Data entries
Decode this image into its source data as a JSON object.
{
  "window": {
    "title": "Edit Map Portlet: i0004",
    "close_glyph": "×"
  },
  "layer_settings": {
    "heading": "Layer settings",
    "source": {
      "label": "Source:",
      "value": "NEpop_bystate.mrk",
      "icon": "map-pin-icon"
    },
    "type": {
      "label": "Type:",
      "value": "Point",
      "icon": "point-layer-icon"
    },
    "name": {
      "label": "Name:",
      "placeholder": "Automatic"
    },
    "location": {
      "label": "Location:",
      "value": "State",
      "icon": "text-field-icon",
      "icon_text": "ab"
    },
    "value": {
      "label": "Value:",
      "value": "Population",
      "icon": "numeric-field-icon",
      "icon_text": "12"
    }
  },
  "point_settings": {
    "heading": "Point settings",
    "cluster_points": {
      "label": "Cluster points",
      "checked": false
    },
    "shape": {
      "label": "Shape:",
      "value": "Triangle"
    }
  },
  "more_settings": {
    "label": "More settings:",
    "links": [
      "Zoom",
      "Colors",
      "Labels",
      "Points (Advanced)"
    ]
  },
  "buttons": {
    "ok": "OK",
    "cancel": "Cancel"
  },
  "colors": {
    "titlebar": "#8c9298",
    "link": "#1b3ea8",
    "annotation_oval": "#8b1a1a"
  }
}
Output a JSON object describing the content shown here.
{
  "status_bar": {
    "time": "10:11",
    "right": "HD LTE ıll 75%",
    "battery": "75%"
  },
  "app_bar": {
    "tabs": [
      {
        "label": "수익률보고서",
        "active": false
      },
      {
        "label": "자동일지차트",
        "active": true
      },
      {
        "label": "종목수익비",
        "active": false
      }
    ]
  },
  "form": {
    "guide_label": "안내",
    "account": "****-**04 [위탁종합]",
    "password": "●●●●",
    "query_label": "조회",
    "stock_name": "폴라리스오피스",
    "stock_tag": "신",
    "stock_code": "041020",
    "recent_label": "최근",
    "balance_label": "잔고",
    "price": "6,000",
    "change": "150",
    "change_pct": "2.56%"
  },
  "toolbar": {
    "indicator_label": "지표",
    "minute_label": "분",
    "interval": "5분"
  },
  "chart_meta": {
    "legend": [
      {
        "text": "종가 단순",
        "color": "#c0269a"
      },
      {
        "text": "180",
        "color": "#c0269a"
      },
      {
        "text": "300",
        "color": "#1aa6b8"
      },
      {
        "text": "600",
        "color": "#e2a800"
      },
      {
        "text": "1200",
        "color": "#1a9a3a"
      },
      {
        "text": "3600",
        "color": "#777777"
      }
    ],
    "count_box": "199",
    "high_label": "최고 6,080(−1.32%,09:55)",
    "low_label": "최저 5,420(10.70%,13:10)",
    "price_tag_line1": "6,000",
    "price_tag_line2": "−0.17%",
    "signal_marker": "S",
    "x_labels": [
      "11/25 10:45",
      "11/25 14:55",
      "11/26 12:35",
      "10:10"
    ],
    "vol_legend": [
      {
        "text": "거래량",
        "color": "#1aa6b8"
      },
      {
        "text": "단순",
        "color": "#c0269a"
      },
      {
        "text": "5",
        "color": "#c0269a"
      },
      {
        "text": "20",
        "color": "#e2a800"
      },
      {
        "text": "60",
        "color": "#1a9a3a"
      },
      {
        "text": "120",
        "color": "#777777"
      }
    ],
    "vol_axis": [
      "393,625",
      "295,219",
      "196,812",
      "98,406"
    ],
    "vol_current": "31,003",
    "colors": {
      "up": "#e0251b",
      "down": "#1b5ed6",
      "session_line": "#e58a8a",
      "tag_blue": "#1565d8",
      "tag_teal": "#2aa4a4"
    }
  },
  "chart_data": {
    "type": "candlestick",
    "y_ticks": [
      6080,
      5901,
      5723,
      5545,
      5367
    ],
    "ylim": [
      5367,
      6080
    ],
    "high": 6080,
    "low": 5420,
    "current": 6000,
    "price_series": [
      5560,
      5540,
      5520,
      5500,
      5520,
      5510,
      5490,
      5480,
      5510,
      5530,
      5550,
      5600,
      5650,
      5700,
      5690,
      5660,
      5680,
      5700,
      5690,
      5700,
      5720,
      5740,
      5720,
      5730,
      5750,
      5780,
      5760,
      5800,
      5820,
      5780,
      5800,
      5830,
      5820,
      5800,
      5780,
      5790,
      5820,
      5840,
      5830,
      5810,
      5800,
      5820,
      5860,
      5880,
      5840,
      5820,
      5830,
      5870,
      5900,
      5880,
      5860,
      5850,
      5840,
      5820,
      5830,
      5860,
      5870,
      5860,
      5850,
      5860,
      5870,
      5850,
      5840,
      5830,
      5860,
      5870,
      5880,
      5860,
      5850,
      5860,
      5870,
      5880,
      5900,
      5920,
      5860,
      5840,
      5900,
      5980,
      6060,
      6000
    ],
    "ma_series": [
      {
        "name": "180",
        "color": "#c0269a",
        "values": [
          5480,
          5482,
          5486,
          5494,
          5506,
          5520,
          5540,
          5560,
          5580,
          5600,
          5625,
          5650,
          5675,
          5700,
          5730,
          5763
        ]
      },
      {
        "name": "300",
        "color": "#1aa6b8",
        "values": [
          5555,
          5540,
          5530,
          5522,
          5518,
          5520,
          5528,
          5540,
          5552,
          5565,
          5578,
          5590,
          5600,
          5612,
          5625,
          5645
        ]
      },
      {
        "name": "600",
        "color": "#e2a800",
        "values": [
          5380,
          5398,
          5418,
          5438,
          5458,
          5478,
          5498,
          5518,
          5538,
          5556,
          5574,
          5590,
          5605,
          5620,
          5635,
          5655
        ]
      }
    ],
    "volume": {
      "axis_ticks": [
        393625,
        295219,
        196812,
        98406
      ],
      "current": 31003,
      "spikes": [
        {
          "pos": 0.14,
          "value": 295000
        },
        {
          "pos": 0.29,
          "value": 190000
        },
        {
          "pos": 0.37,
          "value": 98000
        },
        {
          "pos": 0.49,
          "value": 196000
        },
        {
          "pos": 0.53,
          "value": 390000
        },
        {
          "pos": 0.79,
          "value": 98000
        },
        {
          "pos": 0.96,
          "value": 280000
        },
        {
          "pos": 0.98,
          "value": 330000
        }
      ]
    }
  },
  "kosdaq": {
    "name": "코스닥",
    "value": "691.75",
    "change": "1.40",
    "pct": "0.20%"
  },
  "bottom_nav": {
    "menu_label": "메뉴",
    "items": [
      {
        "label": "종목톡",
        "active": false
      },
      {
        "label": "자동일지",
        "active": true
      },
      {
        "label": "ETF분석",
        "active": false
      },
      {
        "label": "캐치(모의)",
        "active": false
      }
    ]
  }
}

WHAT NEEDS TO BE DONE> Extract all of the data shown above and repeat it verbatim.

OUTPUT FOR THIS TASK>
Decode this image into its source data as a JSON object.
{
  "window": {
    "title": "Edit Map Portlet: i0004",
    "close_glyph": "×"
  },
  "layer_settings": {
    "heading": "Layer settings",
    "source": {
      "label": "Source:",
      "value": "NEpop_bystate.mrk",
      "icon": "map-pin-icon"
    },
    "type": {
      "label": "Type:",
      "value": "Point",
      "icon": "point-layer-icon"
    },
    "name": {
      "label": "Name:",
      "placeholder": "Automatic"
    },
    "location": {
      "label": "Location:",
      "value": "State",
      "icon": "text-field-icon",
      "icon_text": "ab"
    },
    "value": {
      "label": "Value:",
      "value": "Population",
      "icon": "numeric-field-icon",
      "icon_text": "12"
    }
  },
  "point_settings": {
    "heading": "Point settings",
    "cluster_points": {
      "label": "Cluster points",
      "checked": false
    },
    "shape": {
      "label": "Shape:",
      "value": "Triangle"
    }
  },
  "more_settings": {
    "label": "More settings:",
    "links": [
      "Zoom",
      "Colors",
      "Labels",
      "Points (Advanced)"
    ]
  },
  "buttons": {
    "ok": "OK",
    "cancel": "Cancel"
  },
  "colors": {
    "titlebar": "#8c9298",
    "link": "#1b3ea8",
    "annotation_oval": "#8b1a1a"
  }
}
Output a JSON object describing the content shown here.
{
  "status_bar": {
    "time": "10:11",
    "right": "HD LTE ıll 75%",
    "battery": "75%"
  },
  "app_bar": {
    "tabs": [
      {
        "label": "수익률보고서",
        "active": false
      },
      {
        "label": "자동일지차트",
        "active": true
      },
      {
        "label": "종목수익비",
        "active": false
      }
    ]
  },
  "form": {
    "guide_label": "안내",
    "account": "****-**04 [위탁종합]",
    "password": "●●●●",
    "query_label": "조회",
    "stock_name": "폴라리스오피스",
    "stock_tag": "신",
    "stock_code": "041020",
    "recent_label": "최근",
    "balance_label": "잔고",
    "price": "6,000",
    "change": "150",
    "change_pct": "2.56%"
  },
  "toolbar": {
    "indicator_label": "지표",
    "minute_label": "분",
    "interval": "5분"
  },
  "chart_meta": {
    "legend": [
      {
        "text": "종가 단순",
        "color": "#c0269a"
      },
      {
        "text": "180",
        "color": "#c0269a"
      },
      {
        "text": "300",
        "color": "#1aa6b8"
      },
      {
        "text": "600",
        "color": "#e2a800"
      },
      {
        "text": "1200",
        "color": "#1a9a3a"
      },
      {
        "text": "3600",
        "color": "#777777"
      }
    ],
    "count_box": "199",
    "high_label": "최고 6,080(−1.32%,09:55)",
    "low_label": "최저 5,420(10.70%,13:10)",
    "price_tag_line1": "6,000",
    "price_tag_line2": "−0.17%",
    "signal_marker": "S",
    "x_labels": [
      "11/25 10:45",
      "11/25 14:55",
      "11/26 12:35",
      "10:10"
    ],
    "vol_legend": [
      {
        "text": "거래량",
        "color": "#1aa6b8"
      },
      {
        "text": "단순",
        "color": "#c0269a"
      },
      {
        "text": "5",
        "color": "#c0269a"
      },
      {
        "text": "20",
        "color": "#e2a800"
      },
      {
        "text": "60",
        "color": "#1a9a3a"
      },
      {
        "text": "120",
        "color": "#777777"
      }
    ],
    "vol_axis": [
      "393,625",
      "295,219",
      "196,812",
      "98,406"
    ],
    "vol_current": "31,003",
    "colors": {
      "up": "#e0251b",
      "down": "#1b5ed6",
      "session_line": "#e58a8a",
      "tag_blue": "#1565d8",
      "tag_teal": "#2aa4a4"
    }
  },
  "chart_data": {
    "type": "candlestick",
    "y_ticks": [
      6080,
      5901,
      5723,
      5545,
      5367
    ],
    "ylim": [
      5367,
      6080
    ],
    "high": 6080,
    "low": 5420,
    "current": 6000,
    "price_series": [
      5560,
      5540,
      5520,
      5500,
      5520,
      5510,
      5490,
      5480,
      5510,
      5530,
      5550,
      5600,
      5650,
      5700,
      5690,
      5660,
      5680,
      5700,
      5690,
      5700,
      5720,
      5740,
      5720,
      5730,
      5750,
      5780,
      5760,
      5800,
      5820,
      5780,
      5800,
      5830,
      5820,
      5800,
      5780,
      5790,
      5820,
      5840,
      5830,
      5810,
      5800,
      5820,
      5860,
      5880,
      5840,
      5820,
      5830,
      5870,
      5900,
      5880,
      5860,
      5850,
      5840,
      5820,
      5830,
      5860,
      5870,
      5860,
      5850,
      5860,
      5870,
      5850,
      5840,
      5830,
      5860,
      5870,
      5880,
      5860,
      5850,
      5860,
      5870,
      5880,
      5900,
      5920,
      5860,
      5840,
      5900,
      5980,
      6060,
      6000
    ],
    "ma_series": [
      {
        "name": "180",
        "color": "#c0269a",
        "values": [
          5480,
          5482,
          5486,
          5494,
          5506,
          5520,
          5540,
          5560,
          5580,
          5600,
          5625,
          5650,
          5675,
          5700,
          5730,
          5763
        ]
      },
      {
        "name": "300",
        "color": "#1aa6b8",
        "values": [
          5555,
          5540,
          5530,
          5522,
          5518,
          5520,
          5528,
          5540,
          5552,
          5565,
          5578,
          5590,
          5600,
          5612,
          5625,
          5645
        ]
      },
      {
        "name": "600",
        "color": "#e2a800",
        "values": [
          5380,
          5398,
          5418,
          5438,
          5458,
          5478,
          5498,
          5518,
          5538,
          5556,
          5574,
          5590,
          5605,
          5620,
          5635,
          5655
        ]
      }
    ],
    "volume": {
      "axis_ticks": [
        393625,
        295219,
        196812,
        98406
      ],
      "current": 31003,
      "spikes": [
        {
          "pos": 0.14,
          "value": 295000
        },
        {
          "pos": 0.29,
          "value": 190000
        },
        {
          "pos": 0.37,
          "value": 98000
        },
        {
          "pos": 0.49,
          "value": 196000
        },
        {
          "pos": 0.53,
          "value": 390000
        },
        {
          "pos": 0.79,
          "value": 98000
        },
        {
          "pos": 0.96,
          "value": 280000
        },
        {
          "pos": 0.98,
          "value": 330000
        }
      ]
    }
  },
  "kosdaq": {
    "name": "코스닥",
    "value": "691.75",
    "change": "1.40",
    "pct": "0.20%"
  },
  "bottom_nav": {
    "menu_label": "메뉴",
    "items": [
      {
        "label": "종목톡",
        "active": false
      },
      {
        "label": "자동일지",
        "active": true
      },
      {
        "label": "ETF분석",
        "active": false
      },
      {
        "label": "캐치(모의)",
        "active": false
      }
    ]
  }
}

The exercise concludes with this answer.